**YOUR GOAL:**
Copy out all lines of the material below in which "JSON" occurs.

**INFORMATION PROVIDED:**
━━━━
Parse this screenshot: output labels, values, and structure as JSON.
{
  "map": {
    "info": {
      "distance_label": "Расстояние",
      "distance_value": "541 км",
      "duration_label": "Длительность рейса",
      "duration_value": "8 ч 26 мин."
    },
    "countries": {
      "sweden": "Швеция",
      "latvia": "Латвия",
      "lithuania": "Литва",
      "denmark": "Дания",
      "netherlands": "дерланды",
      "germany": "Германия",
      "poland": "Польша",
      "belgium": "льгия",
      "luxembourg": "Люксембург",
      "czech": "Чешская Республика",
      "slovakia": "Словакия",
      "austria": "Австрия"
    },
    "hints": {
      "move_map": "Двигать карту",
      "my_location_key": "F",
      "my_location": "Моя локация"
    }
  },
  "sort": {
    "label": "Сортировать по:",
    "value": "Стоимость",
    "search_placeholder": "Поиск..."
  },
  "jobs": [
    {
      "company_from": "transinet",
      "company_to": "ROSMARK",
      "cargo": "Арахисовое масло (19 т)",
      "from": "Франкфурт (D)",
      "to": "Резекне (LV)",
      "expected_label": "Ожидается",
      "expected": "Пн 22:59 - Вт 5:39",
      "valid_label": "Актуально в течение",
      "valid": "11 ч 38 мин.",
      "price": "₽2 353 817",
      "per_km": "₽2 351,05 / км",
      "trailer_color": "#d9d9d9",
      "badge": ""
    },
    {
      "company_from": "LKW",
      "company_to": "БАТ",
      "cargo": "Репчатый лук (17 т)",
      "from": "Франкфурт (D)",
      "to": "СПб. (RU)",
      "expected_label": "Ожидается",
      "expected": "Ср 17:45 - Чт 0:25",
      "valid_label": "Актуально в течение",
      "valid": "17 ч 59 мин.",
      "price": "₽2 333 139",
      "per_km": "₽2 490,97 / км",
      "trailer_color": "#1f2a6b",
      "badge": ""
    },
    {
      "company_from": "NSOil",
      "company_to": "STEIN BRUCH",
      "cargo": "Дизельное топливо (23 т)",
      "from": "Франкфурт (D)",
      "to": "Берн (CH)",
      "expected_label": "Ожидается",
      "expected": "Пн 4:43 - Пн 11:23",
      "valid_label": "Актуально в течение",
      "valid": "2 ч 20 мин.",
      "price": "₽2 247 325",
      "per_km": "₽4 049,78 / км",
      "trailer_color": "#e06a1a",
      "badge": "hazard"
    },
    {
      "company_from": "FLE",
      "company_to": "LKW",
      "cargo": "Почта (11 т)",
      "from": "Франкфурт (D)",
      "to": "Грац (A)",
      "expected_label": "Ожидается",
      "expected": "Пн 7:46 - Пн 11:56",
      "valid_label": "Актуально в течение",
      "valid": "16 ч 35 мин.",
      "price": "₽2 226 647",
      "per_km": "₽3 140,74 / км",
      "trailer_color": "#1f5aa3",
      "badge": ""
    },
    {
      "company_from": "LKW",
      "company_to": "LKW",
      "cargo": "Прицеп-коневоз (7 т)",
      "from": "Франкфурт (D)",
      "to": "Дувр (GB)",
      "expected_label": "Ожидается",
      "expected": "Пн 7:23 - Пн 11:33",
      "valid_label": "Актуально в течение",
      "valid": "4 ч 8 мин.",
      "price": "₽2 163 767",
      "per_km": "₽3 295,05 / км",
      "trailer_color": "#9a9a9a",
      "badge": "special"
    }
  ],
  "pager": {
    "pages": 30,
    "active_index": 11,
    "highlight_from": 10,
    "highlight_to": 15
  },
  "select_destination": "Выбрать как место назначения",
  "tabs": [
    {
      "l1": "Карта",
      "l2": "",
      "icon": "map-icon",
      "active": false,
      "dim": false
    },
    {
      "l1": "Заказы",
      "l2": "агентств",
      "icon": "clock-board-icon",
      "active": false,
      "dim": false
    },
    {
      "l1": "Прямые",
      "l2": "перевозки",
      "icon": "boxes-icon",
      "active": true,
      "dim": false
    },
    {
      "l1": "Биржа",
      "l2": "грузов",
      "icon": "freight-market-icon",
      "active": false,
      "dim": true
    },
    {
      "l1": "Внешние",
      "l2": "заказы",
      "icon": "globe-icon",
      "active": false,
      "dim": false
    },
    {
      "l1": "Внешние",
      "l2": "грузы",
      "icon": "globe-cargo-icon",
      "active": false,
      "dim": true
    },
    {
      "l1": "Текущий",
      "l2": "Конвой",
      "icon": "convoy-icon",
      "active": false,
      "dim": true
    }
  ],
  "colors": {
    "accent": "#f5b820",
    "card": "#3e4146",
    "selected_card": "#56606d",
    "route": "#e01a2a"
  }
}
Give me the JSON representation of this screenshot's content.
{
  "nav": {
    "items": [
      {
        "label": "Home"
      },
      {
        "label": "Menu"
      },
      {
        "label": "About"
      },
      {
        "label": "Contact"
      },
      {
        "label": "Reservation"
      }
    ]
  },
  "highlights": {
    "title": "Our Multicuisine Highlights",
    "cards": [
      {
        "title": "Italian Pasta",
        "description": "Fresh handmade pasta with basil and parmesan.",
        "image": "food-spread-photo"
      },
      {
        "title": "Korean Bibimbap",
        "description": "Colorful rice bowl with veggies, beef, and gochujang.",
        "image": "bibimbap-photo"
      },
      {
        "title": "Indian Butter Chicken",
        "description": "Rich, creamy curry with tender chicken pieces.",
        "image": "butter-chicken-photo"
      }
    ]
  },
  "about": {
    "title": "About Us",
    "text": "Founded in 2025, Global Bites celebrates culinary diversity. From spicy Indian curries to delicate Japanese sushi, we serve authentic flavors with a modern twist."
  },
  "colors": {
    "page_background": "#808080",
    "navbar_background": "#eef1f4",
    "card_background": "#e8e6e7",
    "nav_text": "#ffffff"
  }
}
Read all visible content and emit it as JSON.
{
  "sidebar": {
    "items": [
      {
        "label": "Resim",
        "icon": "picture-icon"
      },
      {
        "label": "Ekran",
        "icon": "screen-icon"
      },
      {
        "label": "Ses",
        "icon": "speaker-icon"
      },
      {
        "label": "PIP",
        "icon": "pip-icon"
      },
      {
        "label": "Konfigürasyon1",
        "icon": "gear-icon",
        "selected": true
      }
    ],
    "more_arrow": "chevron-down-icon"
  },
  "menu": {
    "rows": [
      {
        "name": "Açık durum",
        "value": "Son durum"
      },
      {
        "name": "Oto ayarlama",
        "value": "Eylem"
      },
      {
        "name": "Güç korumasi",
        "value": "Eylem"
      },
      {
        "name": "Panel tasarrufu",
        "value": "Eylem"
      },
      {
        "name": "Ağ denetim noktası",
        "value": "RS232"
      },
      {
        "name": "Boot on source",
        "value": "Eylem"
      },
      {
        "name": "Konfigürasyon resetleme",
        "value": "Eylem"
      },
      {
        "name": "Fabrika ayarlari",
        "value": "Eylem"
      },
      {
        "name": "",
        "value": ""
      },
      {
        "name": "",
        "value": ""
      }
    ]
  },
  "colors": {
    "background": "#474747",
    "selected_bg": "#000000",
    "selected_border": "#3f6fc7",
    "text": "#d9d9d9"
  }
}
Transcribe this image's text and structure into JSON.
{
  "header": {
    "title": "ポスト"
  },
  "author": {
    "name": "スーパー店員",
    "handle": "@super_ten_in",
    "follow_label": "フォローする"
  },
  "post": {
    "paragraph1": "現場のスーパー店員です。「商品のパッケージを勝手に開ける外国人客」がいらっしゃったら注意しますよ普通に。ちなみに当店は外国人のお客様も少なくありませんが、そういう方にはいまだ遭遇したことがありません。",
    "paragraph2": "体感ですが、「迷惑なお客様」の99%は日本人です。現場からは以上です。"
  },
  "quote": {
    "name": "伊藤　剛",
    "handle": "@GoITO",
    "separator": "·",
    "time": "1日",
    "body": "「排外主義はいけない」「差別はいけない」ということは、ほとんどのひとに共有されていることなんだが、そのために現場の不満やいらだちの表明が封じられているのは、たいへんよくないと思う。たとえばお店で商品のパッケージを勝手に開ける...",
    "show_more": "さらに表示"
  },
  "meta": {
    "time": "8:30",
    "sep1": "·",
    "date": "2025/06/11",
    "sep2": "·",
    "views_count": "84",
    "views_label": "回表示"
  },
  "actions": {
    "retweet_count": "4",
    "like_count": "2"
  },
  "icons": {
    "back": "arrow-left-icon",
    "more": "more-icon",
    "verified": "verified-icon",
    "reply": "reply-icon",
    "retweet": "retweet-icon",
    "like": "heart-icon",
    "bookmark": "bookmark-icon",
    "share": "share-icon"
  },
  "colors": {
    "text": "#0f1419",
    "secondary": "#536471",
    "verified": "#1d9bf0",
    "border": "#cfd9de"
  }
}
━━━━
**OUTPUT FOR THIS EXERCISE:**
Parse this screenshot: output labels, values, and structure as JSON.
Give me the JSON representation of this screenshot's content.
Read all visible content and emit it as JSON.
Transcribe this image's text and structure into JSON.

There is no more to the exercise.